[Start of section]

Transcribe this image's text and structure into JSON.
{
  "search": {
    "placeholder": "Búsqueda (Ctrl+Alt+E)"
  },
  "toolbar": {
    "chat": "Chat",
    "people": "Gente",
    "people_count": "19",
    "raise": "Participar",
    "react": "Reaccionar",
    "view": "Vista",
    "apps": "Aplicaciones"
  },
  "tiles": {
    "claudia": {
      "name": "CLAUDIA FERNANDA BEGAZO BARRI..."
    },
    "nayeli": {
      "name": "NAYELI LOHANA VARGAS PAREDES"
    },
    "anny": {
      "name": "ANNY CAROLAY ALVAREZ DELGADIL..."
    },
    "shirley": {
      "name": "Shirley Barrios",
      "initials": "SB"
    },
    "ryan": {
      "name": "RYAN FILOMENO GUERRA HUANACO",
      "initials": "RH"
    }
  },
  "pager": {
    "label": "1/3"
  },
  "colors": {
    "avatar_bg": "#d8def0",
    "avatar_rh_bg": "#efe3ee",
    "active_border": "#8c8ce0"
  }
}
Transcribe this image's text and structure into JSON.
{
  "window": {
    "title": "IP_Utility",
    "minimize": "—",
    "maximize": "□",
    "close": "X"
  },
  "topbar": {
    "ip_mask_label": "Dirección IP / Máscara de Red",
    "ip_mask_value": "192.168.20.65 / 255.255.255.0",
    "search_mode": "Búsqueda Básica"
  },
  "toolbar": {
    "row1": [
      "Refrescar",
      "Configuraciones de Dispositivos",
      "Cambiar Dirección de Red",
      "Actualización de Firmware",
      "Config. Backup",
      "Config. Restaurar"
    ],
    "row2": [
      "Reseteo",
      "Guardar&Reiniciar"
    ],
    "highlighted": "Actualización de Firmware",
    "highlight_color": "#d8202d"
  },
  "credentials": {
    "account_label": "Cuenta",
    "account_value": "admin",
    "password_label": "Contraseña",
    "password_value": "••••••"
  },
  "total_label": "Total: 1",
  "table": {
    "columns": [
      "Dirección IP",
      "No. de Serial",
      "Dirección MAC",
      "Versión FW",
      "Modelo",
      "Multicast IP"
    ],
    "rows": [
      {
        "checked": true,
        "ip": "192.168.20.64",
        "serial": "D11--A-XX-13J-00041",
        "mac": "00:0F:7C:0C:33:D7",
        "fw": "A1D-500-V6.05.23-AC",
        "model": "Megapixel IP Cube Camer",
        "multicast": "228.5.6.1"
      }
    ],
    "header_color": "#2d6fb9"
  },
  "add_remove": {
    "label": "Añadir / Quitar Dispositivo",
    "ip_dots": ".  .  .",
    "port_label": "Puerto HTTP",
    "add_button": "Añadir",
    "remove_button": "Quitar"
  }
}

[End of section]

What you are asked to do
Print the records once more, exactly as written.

Exercise response
Transcribe this image's text and structure into JSON.
{
  "search": {
    "placeholder": "Búsqueda (Ctrl+Alt+E)"
  },
  "toolbar": {
    "chat": "Chat",
    "people": "Gente",
    "people_count": "19",
    "raise": "Participar",
    "react": "Reaccionar",
    "view": "Vista",
    "apps": "Aplicaciones"
  },
  "tiles": {
    "claudia": {
      "name": "CLAUDIA FERNANDA BEGAZO BARRI..."
    },
    "nayeli": {
      "name": "NAYELI LOHANA VARGAS PAREDES"
    },
    "anny": {
      "name": "ANNY CAROLAY ALVAREZ DELGADIL..."
    },
    "shirley": {
      "name": "Shirley Barrios",
      "initials": "SB"
    },
    "ryan": {
      "name": "RYAN FILOMENO GUERRA HUANACO",
      "initials": "RH"
    }
  },
  "pager": {
    "label": "1/3"
  },
  "colors": {
    "avatar_bg": "#d8def0",
    "avatar_rh_bg": "#efe3ee",
    "active_border": "#8c8ce0"
  }
}
Transcribe this image's text and structure into JSON.
{
  "window": {
    "title": "IP_Utility",
    "minimize": "—",
    "maximize": "□",
    "close": "X"
  },
  "topbar": {
    "ip_mask_label": "Dirección IP / Máscara de Red",
    "ip_mask_value": "192.168.20.65 / 255.255.255.0",
    "search_mode": "Búsqueda Básica"
  },
  "toolbar": {
    "row1": [
      "Refrescar",
      "Configuraciones de Dispositivos",
      "Cambiar Dirección de Red",
      "Actualización de Firmware",
      "Config. Backup",
      "Config. Restaurar"
    ],
    "row2": [
      "Reseteo",
      "Guardar&Reiniciar"
    ],
    "highlighted": "Actualización de Firmware",
    "highlight_color": "#d8202d"
  },
  "credentials": {
    "account_label": "Cuenta",
    "account_value": "admin",
    "password_label": "Contraseña",
    "password_value": "••••••"
  },
  "total_label": "Total: 1",
  "table": {
    "columns": [
      "Dirección IP",
      "No. de Serial",
      "Dirección MAC",
      "Versión FW",
      "Modelo",
      "Multicast IP"
    ],
    "rows": [
      {
        "checked": true,
        "ip": "192.168.20.64",
        "serial": "D11--A-XX-13J-00041",
        "mac": "00:0F:7C:0C:33:D7",
        "fw": "A1D-500-V6.05.23-AC",
        "model": "Megapixel IP Cube Camer",
        "multicast": "228.5.6.1"
      }
    ],
    "header_color": "#2d6fb9"
  },
  "add_remove": {
    "label": "Añadir / Quitar Dispositivo",
    "ip_dots": ".  .  .",
    "port_label": "Puerto HTTP",
    "add_button": "Añadir",
    "remove_button": "Quitar"
  }
}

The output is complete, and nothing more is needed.